Dataset content section start

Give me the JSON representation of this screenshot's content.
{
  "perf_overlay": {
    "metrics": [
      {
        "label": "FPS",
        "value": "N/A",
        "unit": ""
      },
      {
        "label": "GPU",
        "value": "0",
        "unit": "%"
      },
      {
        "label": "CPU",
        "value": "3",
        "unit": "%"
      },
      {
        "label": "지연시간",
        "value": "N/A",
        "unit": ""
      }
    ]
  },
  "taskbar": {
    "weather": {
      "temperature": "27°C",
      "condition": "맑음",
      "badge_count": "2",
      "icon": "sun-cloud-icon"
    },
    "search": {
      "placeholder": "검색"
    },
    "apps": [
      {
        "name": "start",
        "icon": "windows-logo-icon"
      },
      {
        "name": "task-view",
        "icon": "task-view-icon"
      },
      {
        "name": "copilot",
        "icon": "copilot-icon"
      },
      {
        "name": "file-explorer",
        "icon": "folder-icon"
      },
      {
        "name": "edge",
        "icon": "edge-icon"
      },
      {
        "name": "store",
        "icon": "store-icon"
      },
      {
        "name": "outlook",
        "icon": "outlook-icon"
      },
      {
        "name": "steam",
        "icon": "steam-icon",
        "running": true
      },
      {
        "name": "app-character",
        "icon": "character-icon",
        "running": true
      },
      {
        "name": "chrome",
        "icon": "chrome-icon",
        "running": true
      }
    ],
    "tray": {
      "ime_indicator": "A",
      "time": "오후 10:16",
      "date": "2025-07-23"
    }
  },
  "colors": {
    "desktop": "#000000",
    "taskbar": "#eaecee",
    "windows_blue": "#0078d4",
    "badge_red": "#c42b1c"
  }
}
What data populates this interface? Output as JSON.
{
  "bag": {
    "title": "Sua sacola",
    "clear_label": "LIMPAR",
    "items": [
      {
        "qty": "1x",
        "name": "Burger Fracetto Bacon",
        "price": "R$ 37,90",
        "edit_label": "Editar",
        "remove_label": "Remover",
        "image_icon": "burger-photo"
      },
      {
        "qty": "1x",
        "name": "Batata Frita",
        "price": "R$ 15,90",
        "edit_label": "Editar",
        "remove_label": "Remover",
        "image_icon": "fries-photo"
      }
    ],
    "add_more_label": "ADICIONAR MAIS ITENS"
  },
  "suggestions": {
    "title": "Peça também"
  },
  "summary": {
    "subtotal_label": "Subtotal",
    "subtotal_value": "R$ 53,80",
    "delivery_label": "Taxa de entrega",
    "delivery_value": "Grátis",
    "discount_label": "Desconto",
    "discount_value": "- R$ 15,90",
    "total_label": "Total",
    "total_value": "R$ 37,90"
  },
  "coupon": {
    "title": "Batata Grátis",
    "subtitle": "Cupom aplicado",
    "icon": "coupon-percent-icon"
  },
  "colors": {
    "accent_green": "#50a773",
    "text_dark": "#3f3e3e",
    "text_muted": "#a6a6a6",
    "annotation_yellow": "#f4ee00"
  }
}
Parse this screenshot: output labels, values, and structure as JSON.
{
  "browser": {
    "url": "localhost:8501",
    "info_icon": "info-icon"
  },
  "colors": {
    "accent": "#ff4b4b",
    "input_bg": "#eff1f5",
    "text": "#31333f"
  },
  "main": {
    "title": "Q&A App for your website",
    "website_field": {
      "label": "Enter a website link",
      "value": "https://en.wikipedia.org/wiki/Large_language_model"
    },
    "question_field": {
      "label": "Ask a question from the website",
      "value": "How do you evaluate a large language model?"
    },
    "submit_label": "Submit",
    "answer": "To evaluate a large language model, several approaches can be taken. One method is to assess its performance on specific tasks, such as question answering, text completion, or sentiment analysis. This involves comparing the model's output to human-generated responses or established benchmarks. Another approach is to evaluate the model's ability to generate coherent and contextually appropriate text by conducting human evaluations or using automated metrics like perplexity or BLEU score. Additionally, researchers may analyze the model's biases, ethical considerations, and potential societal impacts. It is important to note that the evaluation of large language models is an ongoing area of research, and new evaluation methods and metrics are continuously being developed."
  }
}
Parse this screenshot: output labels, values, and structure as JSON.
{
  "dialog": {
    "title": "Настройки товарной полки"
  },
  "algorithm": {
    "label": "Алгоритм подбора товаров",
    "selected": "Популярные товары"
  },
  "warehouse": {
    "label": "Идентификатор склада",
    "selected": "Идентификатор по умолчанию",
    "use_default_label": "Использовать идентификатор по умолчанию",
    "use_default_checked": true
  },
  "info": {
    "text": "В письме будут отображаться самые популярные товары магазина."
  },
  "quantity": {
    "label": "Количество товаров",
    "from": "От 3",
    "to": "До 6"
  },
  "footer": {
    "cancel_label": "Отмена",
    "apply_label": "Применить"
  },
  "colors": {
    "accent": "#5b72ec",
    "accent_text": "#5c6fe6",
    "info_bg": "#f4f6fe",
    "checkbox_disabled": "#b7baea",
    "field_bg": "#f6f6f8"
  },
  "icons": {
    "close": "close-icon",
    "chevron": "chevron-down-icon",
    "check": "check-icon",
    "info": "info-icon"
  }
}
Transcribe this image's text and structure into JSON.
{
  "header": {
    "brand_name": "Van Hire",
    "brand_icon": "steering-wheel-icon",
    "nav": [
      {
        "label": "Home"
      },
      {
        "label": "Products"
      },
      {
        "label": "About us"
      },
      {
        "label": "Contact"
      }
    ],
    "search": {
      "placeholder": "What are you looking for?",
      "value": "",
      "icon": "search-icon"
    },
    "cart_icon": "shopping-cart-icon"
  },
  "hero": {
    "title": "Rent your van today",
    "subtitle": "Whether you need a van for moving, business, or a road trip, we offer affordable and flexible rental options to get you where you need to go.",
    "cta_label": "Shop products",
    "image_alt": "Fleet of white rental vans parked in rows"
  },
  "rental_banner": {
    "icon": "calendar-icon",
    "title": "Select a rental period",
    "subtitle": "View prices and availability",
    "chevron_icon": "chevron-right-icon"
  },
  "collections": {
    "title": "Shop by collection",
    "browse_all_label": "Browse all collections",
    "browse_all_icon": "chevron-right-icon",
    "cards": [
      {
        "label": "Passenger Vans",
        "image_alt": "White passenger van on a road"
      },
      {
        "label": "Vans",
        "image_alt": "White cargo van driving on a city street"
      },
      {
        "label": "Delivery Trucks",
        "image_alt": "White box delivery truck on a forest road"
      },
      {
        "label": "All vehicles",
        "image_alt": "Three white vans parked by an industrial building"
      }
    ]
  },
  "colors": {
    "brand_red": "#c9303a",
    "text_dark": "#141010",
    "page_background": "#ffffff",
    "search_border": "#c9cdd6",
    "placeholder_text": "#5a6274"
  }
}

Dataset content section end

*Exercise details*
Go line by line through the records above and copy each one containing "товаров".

*Exercise solution*
    "label": "Алгоритм подбора товаров",
    "label": "Количество товаров",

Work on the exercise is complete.